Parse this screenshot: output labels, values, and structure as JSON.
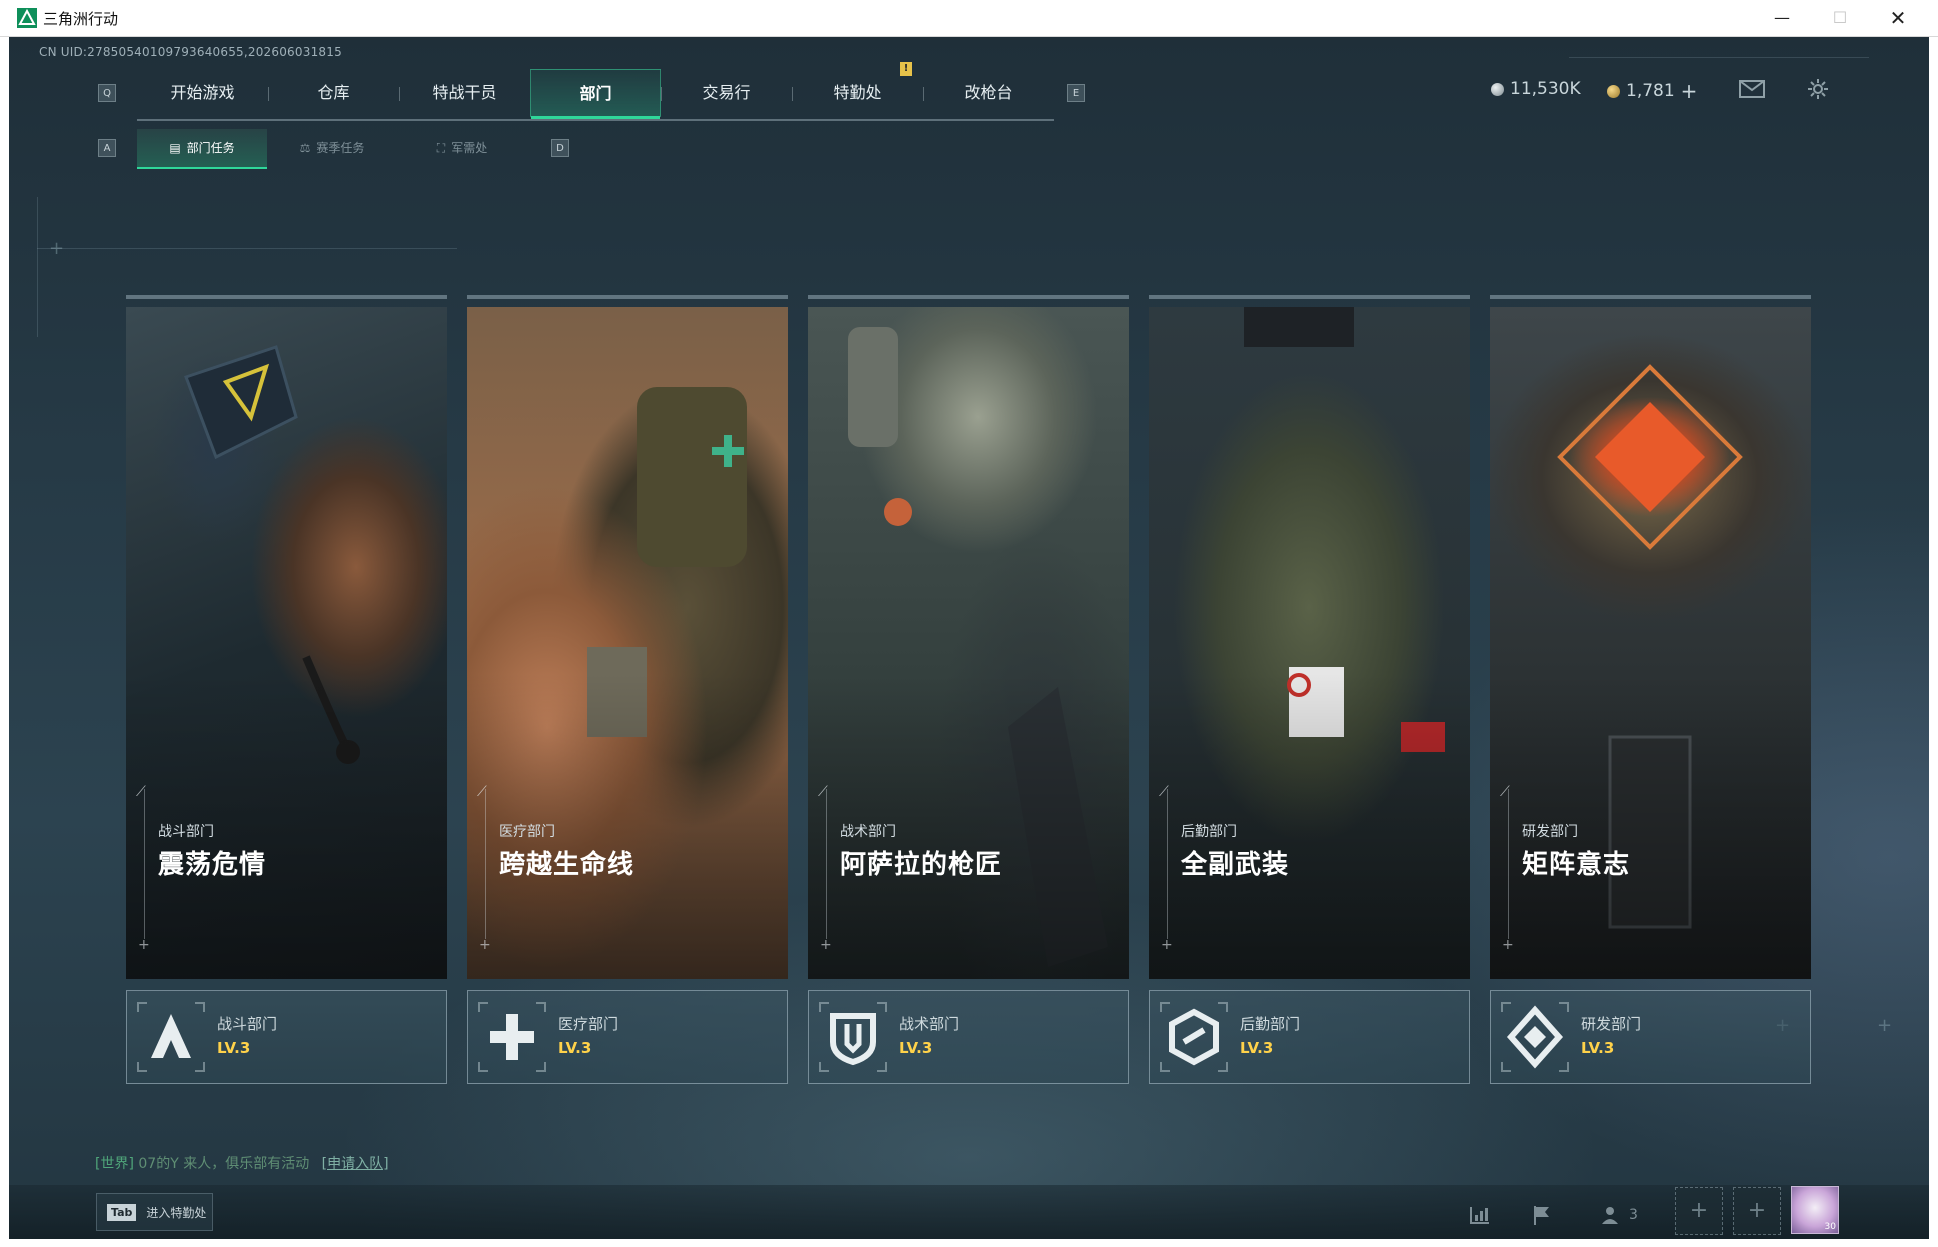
{
  "window": {
    "title": "三角洲行动",
    "minimize": "—",
    "maximize": "☐",
    "close": "✕"
  },
  "game": {
    "uid": "CN UID:27850540109793640655,202606031815",
    "nav": {
      "left_key": "Q",
      "right_key": "E",
      "alert": "!",
      "tabs": [
        {
          "label": "开始游戏"
        },
        {
          "label": "仓库"
        },
        {
          "label": "特战干员"
        },
        {
          "label": "部门"
        },
        {
          "label": "交易行"
        },
        {
          "label": "特勤处"
        },
        {
          "label": "改枪台"
        }
      ],
      "active_index": 3
    },
    "currency": {
      "silver": "11,530K",
      "gold": "1,781",
      "add": "+"
    },
    "subnav": {
      "left_key": "A",
      "right_key": "D",
      "tabs": [
        {
          "label": "部门任务"
        },
        {
          "label": "赛季任务"
        },
        {
          "label": "军需处"
        }
      ],
      "active_index": 0
    },
    "departments": [
      {
        "subtitle": "战斗部门",
        "title": "震荡危情",
        "name": "战斗部门",
        "level": "LV.3"
      },
      {
        "subtitle": "医疗部门",
        "title": "跨越生命线",
        "name": "医疗部门",
        "level": "LV.3"
      },
      {
        "subtitle": "战术部门",
        "title": "阿萨拉的枪匠",
        "name": "战术部门",
        "level": "LV.3"
      },
      {
        "subtitle": "后勤部门",
        "title": "全副武装",
        "name": "后勤部门",
        "level": "LV.3"
      },
      {
        "subtitle": "研发部门",
        "title": "矩阵意志",
        "name": "研发部门",
        "level": "LV.3"
      }
    ],
    "chat": {
      "channel": "[世界]",
      "user": "07的Y",
      "message": "来人，俱乐部有活动",
      "link": "[申请入队]"
    },
    "bottom": {
      "tab_key": "Tab",
      "tab_label": "进入特勤处",
      "friend_count": "3",
      "slot_plus": "+",
      "avatar_level": "30"
    },
    "colors": {
      "accent": "#2fd79a",
      "level": "#ffd24a"
    }
  }
}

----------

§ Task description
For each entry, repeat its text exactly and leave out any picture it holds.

§ Problem solution
Parse this screenshot: output labels, values, and structure as JSON.
{
  "window": {
    "title": "三角洲行动",
    "minimize": "—",
    "maximize": "☐",
    "close": "✕"
  },
  "game": {
    "uid": "CN UID:27850540109793640655,202606031815",
    "nav": {
      "left_key": "Q",
      "right_key": "E",
      "alert": "!",
      "tabs": [
        {
          "label": "开始游戏"
        },
        {
          "label": "仓库"
        },
        {
          "label": "特战干员"
        },
        {
          "label": "部门"
        },
        {
          "label": "交易行"
        },
        {
          "label": "特勤处"
        },
        {
          "label": "改枪台"
        }
      ],
      "active_index": 3
    },
    "currency": {
      "silver": "11,530K",
      "gold": "1,781",
      "add": "+"
    },
    "subnav": {
      "left_key": "A",
      "right_key": "D",
      "tabs": [
        {
          "label": "部门任务"
        },
        {
          "label": "赛季任务"
        },
        {
          "label": "军需处"
        }
      ],
      "active_index": 0
    },
    "departments": [
      {
        "subtitle": "战斗部门",
        "title": "震荡危情",
        "name": "战斗部门",
        "level": "LV.3"
      },
      {
        "subtitle": "医疗部门",
        "title": "跨越生命线",
        "name": "医疗部门",
        "level": "LV.3"
      },
      {
        "subtitle": "战术部门",
        "title": "阿萨拉的枪匠",
        "name": "战术部门",
        "level": "LV.3"
      },
      {
        "subtitle": "后勤部门",
        "title": "全副武装",
        "name": "后勤部门",
        "level": "LV.3"
      },
      {
        "subtitle": "研发部门",
        "title": "矩阵意志",
        "name": "研发部门",
        "level": "LV.3"
      }
    ],
    "chat": {
      "channel": "[世界]",
      "user": "07的Y",
      "message": "来人，俱乐部有活动",
      "link": "[申请入队]"
    },
    "bottom": {
      "tab_key": "Tab",
      "tab_label": "进入特勤处",
      "friend_count": "3",
      "slot_plus": "+",
      "avatar_level": "30"
    },
    "colors": {
      "accent": "#2fd79a",
      "level": "#ffd24a"
    }
  }
}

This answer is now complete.